By Marvin Ross
In mid October, Bridgeross author Susan Inman (After Her Brain Broke), did a piece in Huffington Post about standards for mental health services in Canada being developed by an organization in Ottawa called Health Services Organization (HSO). Susan pointed out that “HSO minimizes the impact of severe illnesses and then fails to suggest needed services. It’s important to note that the committee creating these standards did not include any psychiatrists”
In the Tyee, Susan pointed out that with these new standards, those with severe mental illness will wind up getting even worse care than they do now. I agree with Susan on the absolute stupidity of developing guidelines on an illness while not consulting doctors who treat people with those illnesses. That’s like developing standards of care for those who have heart attacks and neglecting to include cardiologists in the development.
Their draft standards were open for consultation till the end of October and I gather they are still considering the comments that they received.
My blogging partner, Dr David Laing Dawson, summed up the gist of their standards into one sentence:
“We should all treat each other nicely and kindly and use as many euphemisms as possible.”
One of my readers complained to them as well about the lack of psychiatric input and was asked if she could recommend a shrink. My only reaction to that is to quote Little Richard and “good golly miss molly”. This is an organization “formed in February 2017, to unleash the power and potential of people around the world who share our passion for achieving quality health services for all. We are a registered non-profit headquartered in Ottawa, Canada.”
Are they not capable of finding psychiatrists?

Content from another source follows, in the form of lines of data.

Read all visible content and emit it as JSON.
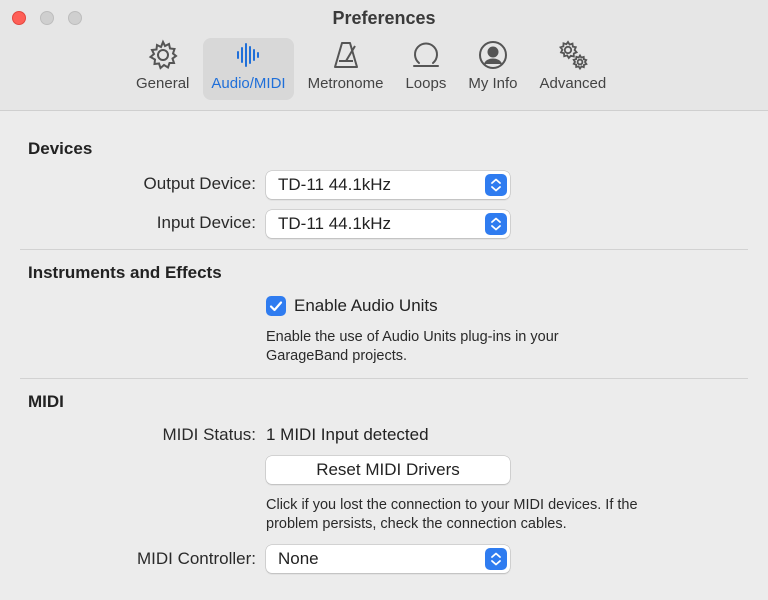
{
  "window": {
    "title": "Preferences"
  },
  "toolbar": {
    "tabs": [
      {
        "label": "General",
        "icon": "gear-icon"
      },
      {
        "label": "Audio/MIDI",
        "icon": "waveform-icon",
        "active": true
      },
      {
        "label": "Metronome",
        "icon": "metronome-icon"
      },
      {
        "label": "Loops",
        "icon": "loop-icon"
      },
      {
        "label": "My Info",
        "icon": "person-icon"
      },
      {
        "label": "Advanced",
        "icon": "gears-icon"
      }
    ]
  },
  "devices": {
    "heading": "Devices",
    "output_label": "Output Device:",
    "output_value": "TD-11 44.1kHz",
    "input_label": "Input Device:",
    "input_value": "TD-11 44.1kHz"
  },
  "instruments": {
    "heading": "Instruments and Effects",
    "checkbox_label": "Enable Audio Units",
    "checkbox_checked": true,
    "description_line1": "Enable the use of Audio Units plug-ins in your",
    "description_line2": "GarageBand projects."
  },
  "midi": {
    "heading": "MIDI",
    "status_label": "MIDI Status:",
    "status_value": "1 MIDI Input detected",
    "reset_button": "Reset MIDI Drivers",
    "help_line1": "Click if you lost the connection to your MIDI devices. If the",
    "help_line2": "problem persists, check the connection cables.",
    "controller_label": "MIDI Controller:",
    "controller_value": "None"
  },
  "colors": {
    "accent": "#2f7cf0",
    "active_tab_label": "#1f6fd9",
    "close_button": "#fe5f57"
  }
}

The Canadian Psychiatric Association (CPA and also in Ottawa) is only 4 miles away from them in the same city. A short cab ride (Uber if you prefer) or they could meet in the middle. But then, when the CPA found out about what they were doing, they sent them a letter. On October 26, the president of the CPA told them that “I am writing today to express the CPA’s concerns about the proposed standard, and in particular, about the composition of the advisory committee, which did not include any psychiatrists.” You can read the full letter here.
On November 3, psychiatrist Nachiketa Sinha wrote a blog on the CPA site suggesting that the disregard for experts in mental health is a symptom of the stigma that mental illness faces. Dr Sinha added “How can I possibly trust that the care I am receiving is appropriate for my illness if the policy and programs have been created by laypeople, administrators, and NO EXPERTS on my mental illness and the care I need?”
And while I used the example of heart disease standards needing cardiologists to develop them, Dr Sinha wondered if anyone would trust a bridge built by people with no engineers involved.
On twitter, HSO commented to Dr Sinha that they are “trying identify a psychiatrist to join this committee.” Again, “good golly” how hard can it be to find experts to work on this? And I should point out that the CPA along with similar organizations in other countries, does produce clinical practice guidelines that detail how various diseases should be best treated based on all of the current evidence. CPA has guidelines on the treatment of anxiety disorders, depressive disorders and schizophrenia. And, of course, so does the American Psychiatric Association. And we should not forget all of the reports (over the course of 11 years) developed by the Mental Health Commission of Canada.
Do we really need someone else to reinvent the wheel at considerable cost? The money wasted could be well spent on funding more beds which are desperately needed.